After another morning working our arms to death on the ever-present specimen cod, myself and Chris who I was sharing the boat with that day decided to look for the sea mount. The boats come supplied with a quality sonar and GPS and working on the split screen function combined with a chart we were soon circling the small but very significant feature. From the moment we started to survey the area around this under water pinnacle the screen showed almost solid fish. From fifteen meters below the boat all the way down the sides of this feature our sounder showed wall to wall fish. In disbelief of what we were seeing we decided that this must be shoals of small fish and as we were desperate for dead baits to continue our Halibut fishing a strategy of small shrimp baits and sabikis were chosen.

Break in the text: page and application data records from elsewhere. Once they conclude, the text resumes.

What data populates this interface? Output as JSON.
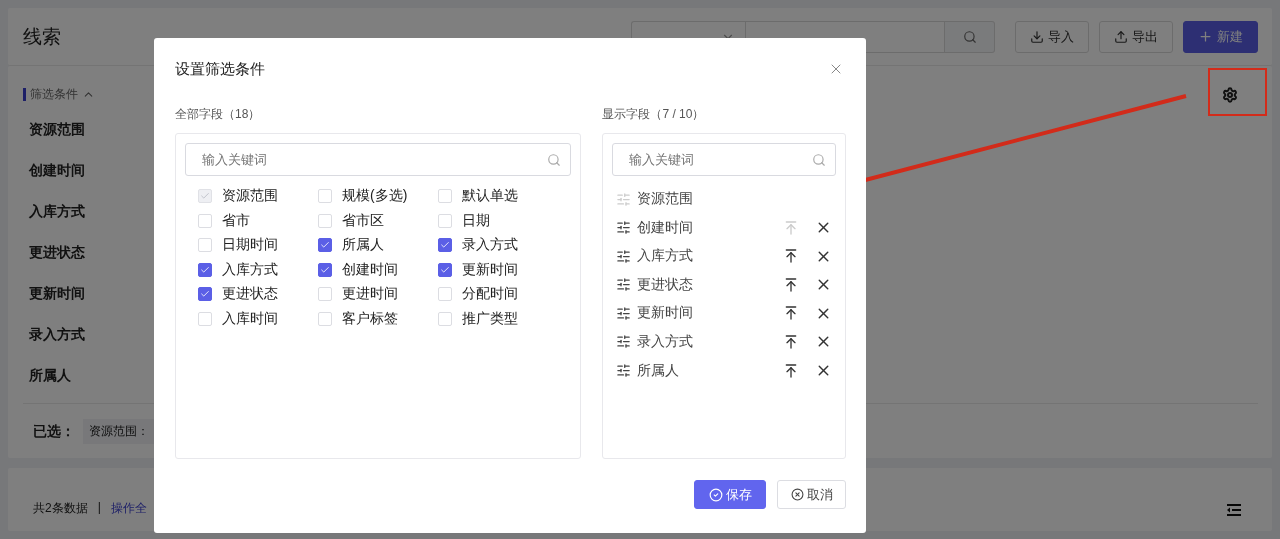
{
  "page": {
    "title": "线索",
    "search": {
      "kind": "name-search"
    },
    "buttons": [
      {
        "label": "导入",
        "kind": "import"
      },
      {
        "label": "导出",
        "kind": "export"
      },
      {
        "label": "新建",
        "kind": "create"
      }
    ],
    "filter": {
      "title": "筛选条件",
      "expanded": true,
      "rows": [
        "资源范围",
        "创建时间",
        "入库方式",
        "更进状态",
        "更新时间",
        "录入方式",
        "所属人"
      ],
      "selected_label": "已选：",
      "tags": [
        "资源范围："
      ]
    },
    "list": {
      "count": "共2条数据",
      "separator": "|",
      "link": "操作全"
    }
  },
  "dialog": {
    "title": "设置筛选条件",
    "all_fields": {
      "label": "全部字段（18）",
      "placeholder": "输入关键词",
      "items": [
        {
          "label": "资源范围",
          "checked": true,
          "disabled": true
        },
        {
          "label": "规模(多选)",
          "checked": false,
          "disabled": false
        },
        {
          "label": "默认单选",
          "checked": false,
          "disabled": false
        },
        {
          "label": "省市",
          "checked": false,
          "disabled": false
        },
        {
          "label": "省市区",
          "checked": false,
          "disabled": false
        },
        {
          "label": "日期",
          "checked": false,
          "disabled": false
        },
        {
          "label": "日期时间",
          "checked": false,
          "disabled": false
        },
        {
          "label": "所属人",
          "checked": true,
          "disabled": false
        },
        {
          "label": "录入方式",
          "checked": true,
          "disabled": false
        },
        {
          "label": "入库方式",
          "checked": true,
          "disabled": false
        },
        {
          "label": "创建时间",
          "checked": true,
          "disabled": false
        },
        {
          "label": "更新时间",
          "checked": true,
          "disabled": false
        },
        {
          "label": "更进状态",
          "checked": true,
          "disabled": false
        },
        {
          "label": "更进时间",
          "checked": false,
          "disabled": false
        },
        {
          "label": "分配时间",
          "checked": false,
          "disabled": false
        },
        {
          "label": "入库时间",
          "checked": false,
          "disabled": false
        },
        {
          "label": "客户标签",
          "checked": false,
          "disabled": false
        },
        {
          "label": "推广类型",
          "checked": false,
          "disabled": false
        }
      ]
    },
    "shown_fields": {
      "label": "显示字段（7 / 10）",
      "placeholder": "输入关键词",
      "items": [
        {
          "label": "资源范围",
          "fixed": true
        },
        {
          "label": "创建时间",
          "fixed": false,
          "top_disabled": true
        },
        {
          "label": "入库方式",
          "fixed": false,
          "top_disabled": false
        },
        {
          "label": "更进状态",
          "fixed": false,
          "top_disabled": false
        },
        {
          "label": "更新时间",
          "fixed": false,
          "top_disabled": false
        },
        {
          "label": "录入方式",
          "fixed": false,
          "top_disabled": false
        },
        {
          "label": "所属人",
          "fixed": false,
          "top_disabled": false
        }
      ]
    },
    "buttons": [
      {
        "label": "保存",
        "kind": "primary"
      },
      {
        "label": "取消",
        "kind": "default"
      }
    ]
  }
}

The action was of course instant and immediate full strings of pound to two pound Coalfish came fighting up to the boat. It was on the third or fourth drop that as I started retrieving the again full house of small Coalies that I experienced some savage knocks on the rod. Retrieving faster thinking that some Skrei had found the struggling bait fish I leant over the side peering into the crystal clear water trying to catch a glimpse of the baits coming up. As they came into view still many meters down due to the clarity of these waters, I could clearly make out the unbelievable sight of a four-foot-long Coalfish ghosting behind the ones attached to my lures. As I screamed to Chris to look at this great fish it inhaled the middle small coalfish and cleaned my trace in too.

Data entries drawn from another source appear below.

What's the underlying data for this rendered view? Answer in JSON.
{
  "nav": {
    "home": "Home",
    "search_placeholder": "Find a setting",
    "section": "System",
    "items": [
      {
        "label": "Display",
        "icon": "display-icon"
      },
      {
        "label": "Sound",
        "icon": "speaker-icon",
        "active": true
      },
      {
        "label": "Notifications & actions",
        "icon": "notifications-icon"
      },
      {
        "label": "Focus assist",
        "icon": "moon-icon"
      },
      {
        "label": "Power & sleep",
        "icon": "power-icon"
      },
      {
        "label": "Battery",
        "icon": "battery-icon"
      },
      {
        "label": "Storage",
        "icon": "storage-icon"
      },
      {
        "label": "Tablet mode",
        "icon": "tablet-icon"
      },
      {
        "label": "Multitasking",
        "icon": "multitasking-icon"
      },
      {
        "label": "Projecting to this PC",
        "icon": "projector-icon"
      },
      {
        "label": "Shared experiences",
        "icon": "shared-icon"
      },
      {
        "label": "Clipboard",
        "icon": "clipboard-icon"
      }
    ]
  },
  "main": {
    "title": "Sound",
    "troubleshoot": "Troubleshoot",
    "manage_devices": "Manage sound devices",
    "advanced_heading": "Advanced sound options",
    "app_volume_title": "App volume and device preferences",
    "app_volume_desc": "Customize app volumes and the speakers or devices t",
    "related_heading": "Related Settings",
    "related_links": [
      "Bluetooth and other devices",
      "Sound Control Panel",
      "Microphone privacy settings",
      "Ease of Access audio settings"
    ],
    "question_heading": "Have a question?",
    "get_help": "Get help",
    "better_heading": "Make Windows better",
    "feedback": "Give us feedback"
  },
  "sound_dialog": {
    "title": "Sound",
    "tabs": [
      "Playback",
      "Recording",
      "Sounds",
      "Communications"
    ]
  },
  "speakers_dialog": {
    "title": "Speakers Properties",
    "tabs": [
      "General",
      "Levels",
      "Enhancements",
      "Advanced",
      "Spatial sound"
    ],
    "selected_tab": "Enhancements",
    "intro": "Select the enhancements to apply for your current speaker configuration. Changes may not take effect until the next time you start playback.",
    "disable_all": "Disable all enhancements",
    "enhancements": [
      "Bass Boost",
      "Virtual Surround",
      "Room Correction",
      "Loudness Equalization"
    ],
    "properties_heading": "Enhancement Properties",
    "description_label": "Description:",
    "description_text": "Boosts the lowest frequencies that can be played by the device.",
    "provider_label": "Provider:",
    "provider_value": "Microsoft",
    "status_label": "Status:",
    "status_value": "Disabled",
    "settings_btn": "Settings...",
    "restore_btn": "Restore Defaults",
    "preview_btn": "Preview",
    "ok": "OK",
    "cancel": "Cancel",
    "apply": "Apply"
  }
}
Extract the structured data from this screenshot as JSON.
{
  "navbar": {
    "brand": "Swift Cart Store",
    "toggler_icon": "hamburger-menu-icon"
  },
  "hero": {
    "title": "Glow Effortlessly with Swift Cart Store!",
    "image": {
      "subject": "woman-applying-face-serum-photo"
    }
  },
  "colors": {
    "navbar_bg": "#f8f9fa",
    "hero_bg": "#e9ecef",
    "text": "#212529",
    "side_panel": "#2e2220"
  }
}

The bewilderment and disbelief of what had just happened lasted only a few seconds before the scramble to attach heavier leaders and larger lures started. A few exploratory drops down were ignored by the Coalies until the change to the smaller crazy daisy’s were tried. The result then was instant and as the tide increased and the drifts sped up a few knots the action became breath-taking. Time and time again our lures would either just stop on the way down on a fast drop or would be seized just a few meters under the boat on a super-fast retrieve back up . The fishing started to take on a pace that was hard to keep up with. Motor to the top side of the pinnacle, drop out of gear and then get ready for all hell to break loose as you drifted down current. Once a lure was seized these power houses of fish would run straight to the bottom not once but two or three times a fight. All you could here was the sound of either my TLD drag racing away or the exquisite sound of Chris’s 8000 Stella purring its hypnotic tune. Trophy shots were a nightmare as there simply was not a spare second when one of us was not getting ravaged by a huge Coalie. In the end a truce was called and any fish thought to be over twenty five pounds was weighed and pictured.
Over the next arm acing four hours we completed many drifts landing a staggering amount of large coalies. We lost count of the high doubles and then of the twenty pounders, at the end of play my PB now stood at just under 29lb and Chris a massive 32.8 lb.
Eventually we headed in, more through exhaustion than the fading light. We were late, we were tiered and we were both covered in fish slime but we both had huge smiles. Almost too tired to speak we both new that this had just been one of the most outstanding days fishing of our lives, and we still had three more days left!
Wow Ellis what a great piece, thank you for sending this in to us and allowing us to use it, it sounds like you had the trip of a lifetime.
If you too want to experience the extraordinary fishing that Northern Norway has to offer then get involved and see what we offer HERE
Matt & Paul